┌─ Extracted records

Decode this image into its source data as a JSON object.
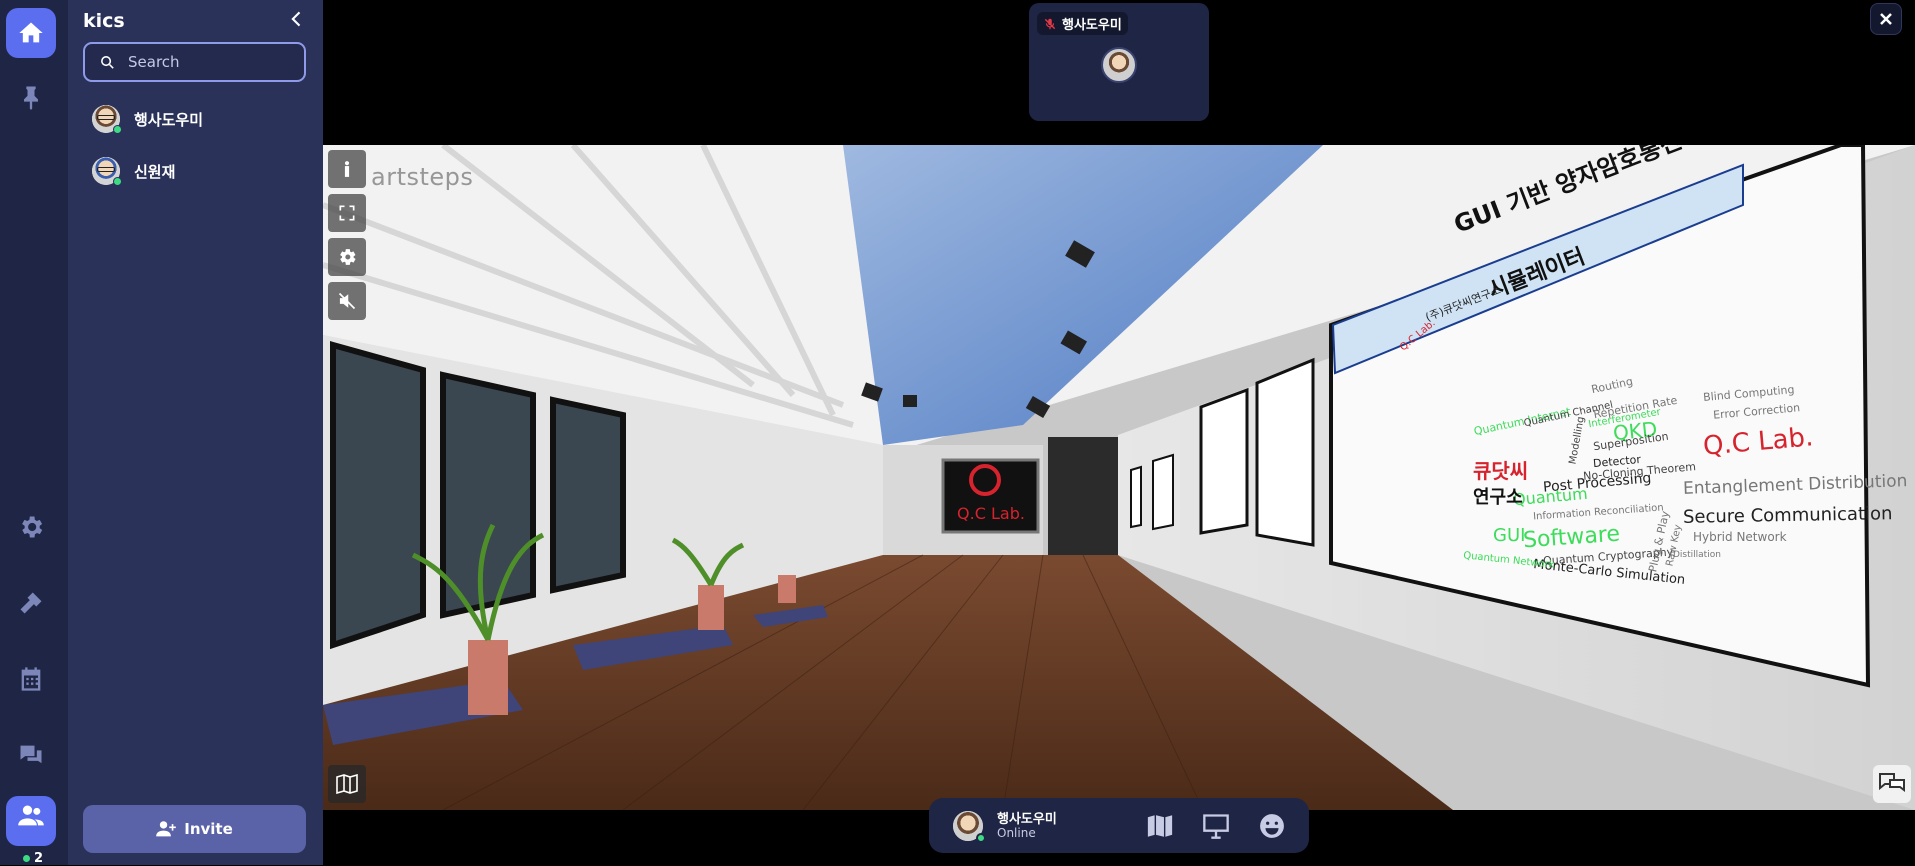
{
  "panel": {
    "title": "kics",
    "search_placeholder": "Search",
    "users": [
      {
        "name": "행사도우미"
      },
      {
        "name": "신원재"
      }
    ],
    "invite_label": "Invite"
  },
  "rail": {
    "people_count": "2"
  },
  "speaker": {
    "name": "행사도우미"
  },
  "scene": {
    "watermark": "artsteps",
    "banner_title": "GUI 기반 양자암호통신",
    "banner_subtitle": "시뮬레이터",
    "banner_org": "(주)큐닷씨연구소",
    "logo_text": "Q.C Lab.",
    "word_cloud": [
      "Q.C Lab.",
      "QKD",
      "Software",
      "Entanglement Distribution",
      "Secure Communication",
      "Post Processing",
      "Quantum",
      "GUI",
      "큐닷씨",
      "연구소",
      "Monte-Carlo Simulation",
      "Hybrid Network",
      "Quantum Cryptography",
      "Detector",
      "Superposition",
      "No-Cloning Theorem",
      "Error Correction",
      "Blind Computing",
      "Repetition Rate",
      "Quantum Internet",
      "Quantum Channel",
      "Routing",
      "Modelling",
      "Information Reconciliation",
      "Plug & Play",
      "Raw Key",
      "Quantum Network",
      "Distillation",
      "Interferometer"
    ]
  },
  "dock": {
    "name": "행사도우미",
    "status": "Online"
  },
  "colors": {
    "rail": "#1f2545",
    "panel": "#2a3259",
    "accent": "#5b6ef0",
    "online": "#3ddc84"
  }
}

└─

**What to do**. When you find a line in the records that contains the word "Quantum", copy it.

**Response**.
      "Quantum",
      "Quantum Cryptography",
      "Quantum Internet",
      "Quantum Channel",
      "Quantum Network",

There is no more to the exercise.